See e.g. Levitt, Spin Dynamics, p.241

So the time evolution operator for this time-independent Hamiltonian is just $U(t)=\exp (-i\tilde{H} t)$, and for any wavefunction $\left|\psi(t)\right\rangle=U(t)\left|\psi(0)\right\rangle$. Plugging in the rotating frame Hamiltonian and the time you gave (call it $T$), we've got

$U(T)=\exp [-i((\omega_0-\omega)I_z+\omega_1I_y)(\frac{2\pi}{\omega_0-\omega})]=\exp [-2\pi i(I_z+\frac{\omega_1}{\omega_0-\omega}I_y)]$

And this could be a mere net $2 \pi$ rotation, so any "dephasing" is "rephased" by the time you've hit period T.

However, this is also where I get confused by your question. I can see a possibility that this time evolution operator will end up just being a net $2 \pi$ rotation around some axis, but perhaps the magnitude $\omega_1$ needs to be specially defined? Is this what you mean by "the force is designed so that a state ... feels an equal but opposite force..."?

I'm not sure where else to go from here, perhaps you could provide a link to the paper you're referring to, or someone could pick up my thread where I'm leaving off and take the credit for a satisfactory answer, if this one didn't get to what you were wondering :)

edit: for clarity and just so many mistakes.

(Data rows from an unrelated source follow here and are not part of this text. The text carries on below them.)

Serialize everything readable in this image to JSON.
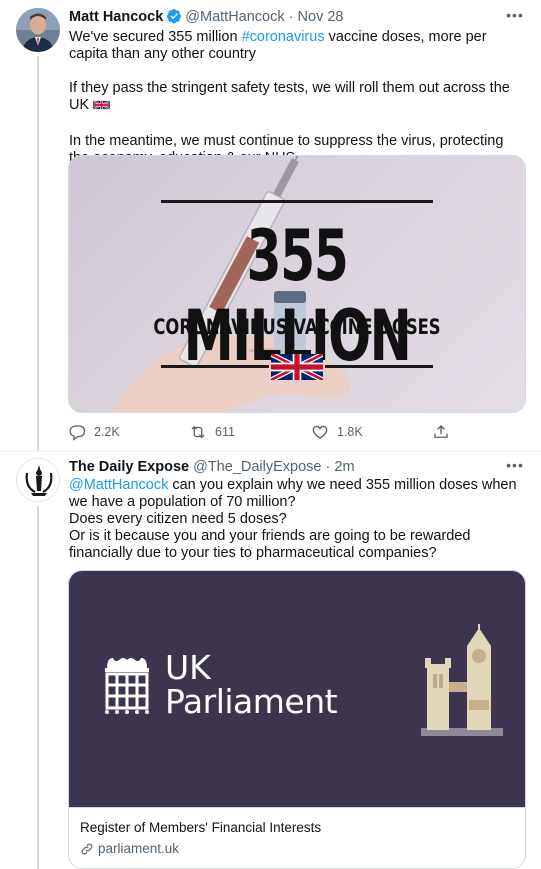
{
  "tweet1": {
    "author_name": "Matt Hancock",
    "handle": "@MattHancock",
    "separator": "·",
    "time": "Nov 28",
    "text_line1_prefix": "We've secured 355 million ",
    "hashtag": "#coronavirus",
    "text_line1_suffix": " vaccine doses, more per capita than any other country",
    "paragraph2": "If they pass the stringent safety tests, we will roll them out across the UK",
    "paragraph2_emoji": "uk-flag-emoji",
    "paragraph3": "In the meantime, we must continue to suppress the virus, protecting the economy, education & our NHS",
    "image": {
      "headline": "355 MILLION",
      "subline": "CORONAVIRUS VACCINE DOSES",
      "flag": "uk-flag-icon"
    },
    "actions": {
      "reply_count": "2.2K",
      "retweet_count": "611",
      "like_count": "1.8K"
    }
  },
  "tweet2": {
    "author_name": "The Daily Expose",
    "handle": "@The_DailyExpose",
    "separator": "·",
    "time": "2m",
    "mention": "@MattHancock",
    "text_after_mention": " can you explain why we need 355 million doses when we have a population of 70 million?",
    "line2": "Does every citizen need 5 doses?",
    "line3": "Or is it because you and your friends are going to be rewarded financially due to your ties to pharmaceutical companies?",
    "card": {
      "brand_line1": "UK",
      "brand_line2": "Parliament",
      "title": "Register of Members' Financial Interests",
      "domain": "parliament.uk",
      "background": "#3d3450"
    }
  },
  "colors": {
    "accent": "#1d9bf0",
    "secondary_text": "#536471",
    "border": "#cfd9de"
  }
}
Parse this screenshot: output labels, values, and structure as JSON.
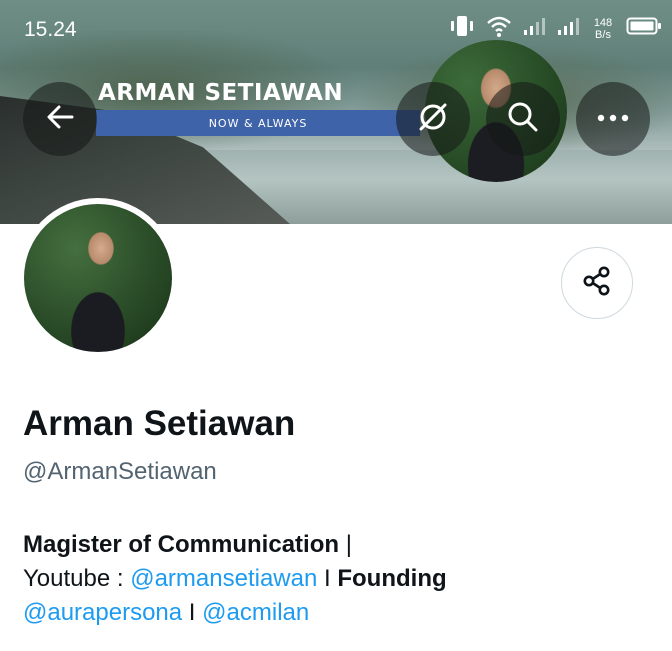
{
  "status_bar": {
    "time": "15.24",
    "net_speed_value": "148",
    "net_speed_unit": "B/s"
  },
  "banner": {
    "title": "ARMAN SETIAWAN",
    "tagline": "NOW & ALWAYS"
  },
  "header_actions": {
    "back_icon": "arrow-left-icon",
    "data_saver_icon": "slash-circle-icon",
    "search_icon": "search-icon",
    "more_icon": "more-horizontal-icon"
  },
  "share": {
    "icon": "share-icon"
  },
  "profile": {
    "display_name": "Arman Setiawan",
    "handle": "@ArmanSetiawan"
  },
  "bio": {
    "line1_bold": "Magister of Communication",
    "line1_sep": " |",
    "line2_prefix": "Youtube : ",
    "line2_mention": "@armansetiawan",
    "line2_sep": " I ",
    "line2_bold": "Founding",
    "line3_mention1": "@aurapersona",
    "line3_sep": " I ",
    "line3_mention2": "@acmilan"
  },
  "colors": {
    "mention": "#1d9bf0",
    "secondary_text": "#536471",
    "banner_strip": "#3f63a8"
  }
}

• The only thing that I'm able to add from reading the paper is to look at pg. 12, and note that a detail I excluded above is that the $\cos(\omega t)$ term is actually considered as two rotating fields in opposite directions $\frac{1}{2}(e^{i\omega t} + e^{-i \omega t})$, like their expression written in terms of raising and lowering operators. Sorry I can't help more than that – JDR Apr 18 '17 at 21:00
• Looks like that part is also along $z$. – ZeroTheHero Apr 18 '17 at 21:19
• @JDR Thanks for your response. Just a few questions: 1. Could we have considered instead $\hat{H} = \omega_0I_z + \omega_1 \cos(\omega t)I_x$, would that be fine as well? 2. Are you chossing $R(t) = e^{\frac{i H t}{\hbar}}$ as your rotation operator? 3. Would we require that $U(T) = e^{-2 \pi \sigma_{z}}$ to get my quoted result, thanks. – user100411 Apr 19 '17 at 18:29
• 1. Certainly using $I_x$ would work fine as well (or even any combination of $I_x$ and $I_y$, the point is having a field in the transverse plane). 2. A rotation using the spin operators will always look like $\exp [i I_{\phi} \theta]$ for a rotation of angle $\theta$ around axis $\phi =x,y,z$. So if the $H$ you've written were $\hbar \omega I_y$ for example, you can see you would have a rotation by angle $\omega t$ around the y axis. – JDR Apr 20 '17 at 14:22